Economic development in Africa has also meant that many of the 37 eligible countries have made progress in other important areas as well, including the rule of law, worker and human rights, and child labor laws.
“This is a symbol of what can be done when we have not only a commercial commitment, but we have a humane commitment,” Rep. Charles Rangel (D-N.Y.), Ranking Democrat on the Committee and principal author of the original AGOA, told reporters.
Despite many deep ideological and legislative battles raging in Congress, leaders of both parties were able to agree on the importance of keeping the door open for more trade with Africa, Mr. Rangel pointed out.
“We recognize all of the health and economic problems that are faced by this continent, and then we recognize the greatness and what is expected of a country like the United States of America. For those reasons, we felt compelled not to allow our political differences to interfere in what we have felt is a moral commitment,” he continued.
As a result of AGOA, U.S. imports from African countries increased by 61.5 percent in 2001 over the previous two years. In 2002, African exports to the U.S. rose another 10 percent to $9 billion, and figures for last year indicate that exports increased another 50 percent above 2002.
“We have a proven record of success there,” said Rep. Ed Royce (R-Calif.), Chair of the House Africa Subcommittee. Now, he said, Congressional leaders want to broaden and deepen AGOA, include more countries and more industries.
One important new and promising area is “eco-tourism,” Rep. James McDermott (D-Wash.) pointed out. “Eco-tourism is an advantage Africa has over any other place in the world. What’s missing has been infrastructure. So, what we’re trying to do in this bill is to begin to lay the groundwork for helping that kind of infrastructure.”
“If you just remember one thing: a lion is worth about $65 if you shoot it. It’s worth about $75,000 if it’s part of eco-tourism. That’s why the hunting and all the things that have been traditional, we are trying to change that, and preserve and also build,” he added.
The key provisions of the legislation, however, have to do with textiles and wearing apparel, extending the overall AGOA program from 2008 until 2015. The so-called “Third-Country Fabric” provision allows least-developed AGOA beneficiary countries to use fabric grown in other countries for the manufacture of garments to be exported to the U.S., just as though the fabrics had been grown on the African continent.
This provision was included in the original legislation because few eligible countries yet have the capacity to make fabrics. The bill also allows so-called “ethnic fabrics” that are made on machines to also qualify for duty-free treatment.
“It has been said that America matters to Africa, but what we have been doing for the last several years is making the point that Africa matters to America,” said Congressional Black Caucus member William Jefferson (D-La.). “Economic prosperity has got to be a cornerstone for making it work for Africans. This trading relationship gives the fuel to the private sector that will help to develop Africa’s prosperity. It is a continent of vast resources that are vital to the United States’ strategic future.”
The Dean of the African Diplomatic Corps agrees.
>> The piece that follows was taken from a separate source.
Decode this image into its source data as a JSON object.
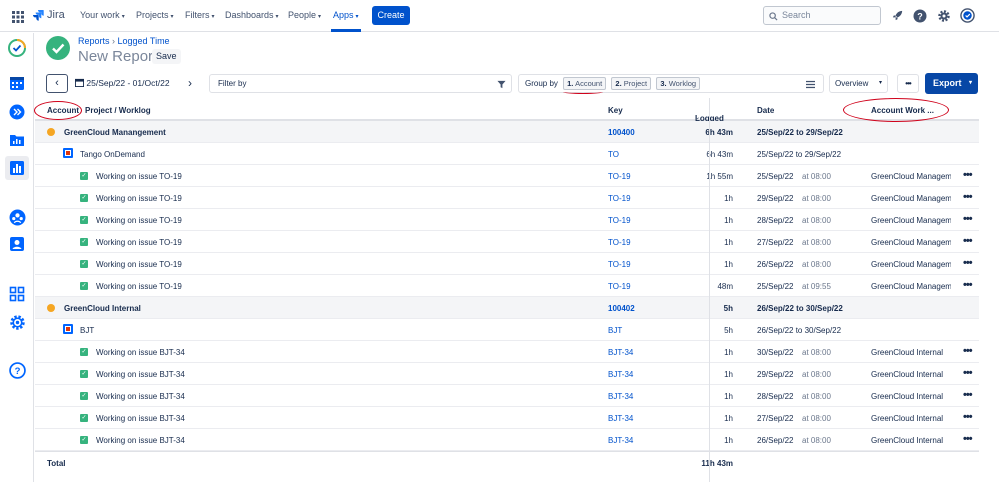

“We are ready. We are ready,” Dr. Amadou Lamine Ba, Ambassador from Senegal, told The Final Call in an interview. “We are working on all the issues that can strengthen our relationship: governance, democracy, freedom of press, good management of public and private funds. All of these things are taking hold in Africa, more and more.
“In terms of economy, there are a lot of social and economic demands that Africa needs help on. Because you cannot have a democracy when the majority of people are illiterate. You cannot have it when people are hungry. You cannot have it when a lot of people are dying from AIDS, for example.
“Because of that, all of the governments are trying to work to strengthen the macro and micro economic aspects with the social demand,” he continued.
“I think AGOA has helped a lot. For market access to the United States, which has provided sustainable jobs, as they say, good jobs in many countries. But there is a long way to go to have many countries actually benefit from it.”